This morning I was reading Paul’s first letter to the Thessalonians. He told them, “We give thanks to God always for all of you, making mention of you in our prayers; constantly bearing in mind your work of faith and labor of love and steadfastness of hope in our Lord Jesus Christ in the presence of our God and Father” (1 Thessalonians 1:2-3).
I thought, ” I think the same thing about my readers!
Today I have the honor of hosting Kolleen Lucariello on my blog. A perfect reminder as we enjoy the fall season.
Walking in Your Own Shoes
By Kolleen Lucariello
Here in my home state of New York, October ushers in the fun of pumpkins, apple picking and salmon fishing season. There’s also the beauty of leaves peaking, apple cider and cozy sweaters. Among the many things October has to offer, it has also been designated as Women Walking in Their Own Shoes month: a global call for women to say yes to their purpose, passion and power.
If you’re like me, fall also means it’s time to shed the flip-flops, put away the sandals, and slip your feet back into a pair of shoes. Preferably comfortable ones—it’s never enjoyable to spend a day in shoes that don’t fit.
Today I have the honor of hosting Maureen Hager, author of Love’s Bullet.
So You Want to be a Sheep?
By Maureen Hager
Sheep are mentioned in the Bible more than any other animal; symbolically they refer to God’s people.
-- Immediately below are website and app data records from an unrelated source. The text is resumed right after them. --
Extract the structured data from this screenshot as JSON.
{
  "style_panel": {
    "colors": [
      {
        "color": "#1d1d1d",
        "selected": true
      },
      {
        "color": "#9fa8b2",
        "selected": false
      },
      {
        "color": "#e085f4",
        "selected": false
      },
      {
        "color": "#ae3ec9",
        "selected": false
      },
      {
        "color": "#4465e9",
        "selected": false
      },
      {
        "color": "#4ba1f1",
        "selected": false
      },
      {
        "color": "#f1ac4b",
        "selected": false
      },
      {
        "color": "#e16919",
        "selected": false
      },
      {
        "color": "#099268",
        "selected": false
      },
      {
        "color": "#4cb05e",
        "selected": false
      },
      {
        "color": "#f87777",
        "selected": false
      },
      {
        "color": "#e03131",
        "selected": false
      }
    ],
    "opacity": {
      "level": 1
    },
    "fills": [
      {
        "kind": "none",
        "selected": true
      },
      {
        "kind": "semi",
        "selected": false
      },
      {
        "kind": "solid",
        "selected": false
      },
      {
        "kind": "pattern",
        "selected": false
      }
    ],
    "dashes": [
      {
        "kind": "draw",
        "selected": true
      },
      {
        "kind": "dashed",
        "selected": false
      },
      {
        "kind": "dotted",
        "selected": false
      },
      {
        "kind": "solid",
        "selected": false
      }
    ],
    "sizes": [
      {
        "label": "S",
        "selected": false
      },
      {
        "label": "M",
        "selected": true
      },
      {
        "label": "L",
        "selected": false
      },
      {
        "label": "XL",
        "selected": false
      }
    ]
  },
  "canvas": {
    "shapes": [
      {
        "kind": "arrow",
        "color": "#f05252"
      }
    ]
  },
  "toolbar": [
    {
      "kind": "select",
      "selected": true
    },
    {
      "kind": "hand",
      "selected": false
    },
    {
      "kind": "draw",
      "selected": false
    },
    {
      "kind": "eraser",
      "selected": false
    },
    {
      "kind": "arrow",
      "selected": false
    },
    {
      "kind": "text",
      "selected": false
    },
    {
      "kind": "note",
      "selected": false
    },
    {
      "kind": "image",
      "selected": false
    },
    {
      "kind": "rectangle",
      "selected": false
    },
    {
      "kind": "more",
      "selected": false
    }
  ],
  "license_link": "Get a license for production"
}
All the sheep that belong to the shepherd are of one flock.
It wasn’t until a few years ago that I realized that anxiety was part of the daily fabric of my life. Growing up in chaos, anxiety had been my normal. It was how I survived.
I’ve come a long way in learning to trust Jesus with my worries. I’ve also talked with many who deal with the same daily anxiety levels, whether they realize it or not.
Most of the things I’ve learned to say (and what not to say) have either come from others or my own mouth. Turns out, the most helpful words to say to your anxious friend come straight out of God’s Word.
If you have a friend who struggles with anxious thoughts, either chronically or occasionally, here’s a list of three ways to comfort her.
It’s easy in the midst of a trial to forget God’s goodness. When we’re suffering, we often lose sight of the big picture.
I’ve been studying the book of Daniel and gleaned some treasures from an old, familiar story: Shadrach, Meshach, and Abednego on the plain of Dura.
King Nebuchadnezzar had built a 90-ft. statue and assembled a crowd of important people—government officials, satraps, and leaders—to dedicate it. He commanded everyone to bow down and worship the statue whenever they heard the music, or be thrown into a furnace.
If you don’t already know the story, a plain full of important government officials bowed down to the statue when the music played. I’m picturing hundreds and hundreds.
All but three.
In the day to day, it’s easy to put the sovereignty of God out of mind. We focus on our to-do lists, schedules, and families. If we’re honest, we sometimes wonder if we missed something important along the way.
I don’t know about you, but I tend to concentrate too much on the aspects of life where I struggle. Whether I succeed or not in what I’m doing determines my worth as a person, at least in my own mind.
Then I start asking questions like, “What am I even doing here? Did I misunderstand God’s calling for my life?”
Yesterday I flew from one rainy/underwater side of the country to the other side, which happens to be on fire. I woke up early to leave for the airport, only to be greeted by the news that an earthquake had rocked Mexico while I slept.
As Irma blows her way through the Caribbean, killing dozens and leaving desolation in her wake, Houston begins to rebuild and recover from Harvey’s destruction. Meanwhile, Floridians follow their familiar hurricane protocols—filling sand bags, boarding up windows, and stocking up supplies.
As I continue my series on shame, I have the honor of hosting Denise Pass, author, speaker, and worship leader. Here she explores the purpose of shame. Is it ever a good thing? Here’s what she has to say:
“Do not be misled: “Bad company corrupts good character. Come back to your senses as you ought, and stop sinning; for there are some who are ignorant of God–I say this to your shame.” 1 Corinthians 15:33-34
Tucked in a chapter about the resurrection life we have in Christ are these verses in which Paul is shaming the people of God. None of us like to hear “shame on you” and we typically think people who shame others are judgmental and legalistic. But sometimes the shame fits. What then?
Last week, I blogged about how to keep others from shaming us, but there’s no magic cure for the shame we keep locked in our hearts for years.
If you’re like me, you’ve asked, “How do we give our shame to God?”
Here are 3 Promises we can cling to while we talk to Him about it and allow Him to take the shame away:
I wrote a couple weeks ago about my unintentional garden. It’s a 4′ X 4′ tangle of weeds, tomato plants, and one prolific bell pepper plant.
Seriously, the bell pepper plant has four stalks with a dozen blooms each. The first stalk already has a dozen baby peppers forming. If it keeps it up, I won’t have to buy frozen bell peppers for a year.
And that’s not even mentioning the bountiful tomato plants!